The King’s Fund reported that although the number of new cases of HIV has fallen overall, national infection rates are still increasing among gay and bisexual men, underlining the need to focus on prevention. There is strong evidence that pre-exposure prophylaxis (PrEP), an anti-retroviral drug, helps prevent HIV and last year, the courts found that NHS England could fund PrEP, just as it funds other preventive treatments such as statins. The King’s Fund has called for NHS England and Public Health England to work as quickly as possible to make pre-exposure prophylaxis (PrEP) more widely available, and to further increase HIV testing.

Alex Baylis, assistant director of policy for the charity, said: “Health care for people with HIV in England is among the best in the world and that is something we should be proud of. But this report is a warning that the labyrinthine structures created by the Health and Social Care Act make it harder to keep the focus on meeting people’s needs and represent a real threat to future quality of care.

“The health needs of people with HIV are changing rapidly, but health care for people with the condition is too fragmented to be able to keep up with this pace of change.
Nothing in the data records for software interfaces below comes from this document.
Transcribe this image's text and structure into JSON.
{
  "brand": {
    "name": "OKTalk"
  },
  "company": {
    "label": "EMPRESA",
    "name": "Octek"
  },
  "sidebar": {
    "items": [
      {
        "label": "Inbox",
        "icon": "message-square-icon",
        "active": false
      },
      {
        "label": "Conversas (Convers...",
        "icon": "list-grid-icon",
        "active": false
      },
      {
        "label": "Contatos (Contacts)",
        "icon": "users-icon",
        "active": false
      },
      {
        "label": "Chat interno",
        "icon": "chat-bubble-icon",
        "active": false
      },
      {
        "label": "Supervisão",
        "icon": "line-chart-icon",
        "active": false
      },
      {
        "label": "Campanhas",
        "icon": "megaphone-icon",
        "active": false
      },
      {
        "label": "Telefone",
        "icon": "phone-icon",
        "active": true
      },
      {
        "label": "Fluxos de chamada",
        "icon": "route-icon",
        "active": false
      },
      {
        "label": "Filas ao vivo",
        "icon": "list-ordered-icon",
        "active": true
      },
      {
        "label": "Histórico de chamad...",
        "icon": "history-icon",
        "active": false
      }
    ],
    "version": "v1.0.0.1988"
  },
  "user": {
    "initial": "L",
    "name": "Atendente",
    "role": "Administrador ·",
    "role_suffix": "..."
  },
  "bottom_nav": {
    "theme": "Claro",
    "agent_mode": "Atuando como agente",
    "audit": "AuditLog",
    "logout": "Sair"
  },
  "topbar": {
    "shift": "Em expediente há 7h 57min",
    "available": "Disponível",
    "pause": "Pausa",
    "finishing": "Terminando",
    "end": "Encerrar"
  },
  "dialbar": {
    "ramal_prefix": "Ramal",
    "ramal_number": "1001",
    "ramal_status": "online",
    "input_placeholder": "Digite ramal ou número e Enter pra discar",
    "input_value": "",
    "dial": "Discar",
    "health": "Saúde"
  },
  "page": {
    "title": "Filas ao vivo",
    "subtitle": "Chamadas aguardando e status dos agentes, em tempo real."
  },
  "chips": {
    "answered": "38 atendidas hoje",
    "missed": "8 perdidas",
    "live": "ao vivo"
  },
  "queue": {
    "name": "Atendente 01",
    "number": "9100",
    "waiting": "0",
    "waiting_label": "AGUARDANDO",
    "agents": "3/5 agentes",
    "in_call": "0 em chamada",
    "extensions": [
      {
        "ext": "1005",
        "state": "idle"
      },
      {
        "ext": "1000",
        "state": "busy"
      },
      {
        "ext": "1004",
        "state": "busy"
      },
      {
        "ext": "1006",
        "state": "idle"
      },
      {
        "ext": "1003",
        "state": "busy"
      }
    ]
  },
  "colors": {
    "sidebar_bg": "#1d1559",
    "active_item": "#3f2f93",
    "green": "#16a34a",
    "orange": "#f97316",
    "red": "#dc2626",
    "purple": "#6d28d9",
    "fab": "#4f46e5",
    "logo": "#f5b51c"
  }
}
The number of older people with HIV is rising and they are more likely to need care from other parts of the health and social care system, and so joined-up working will be vital to them getting the care they need.”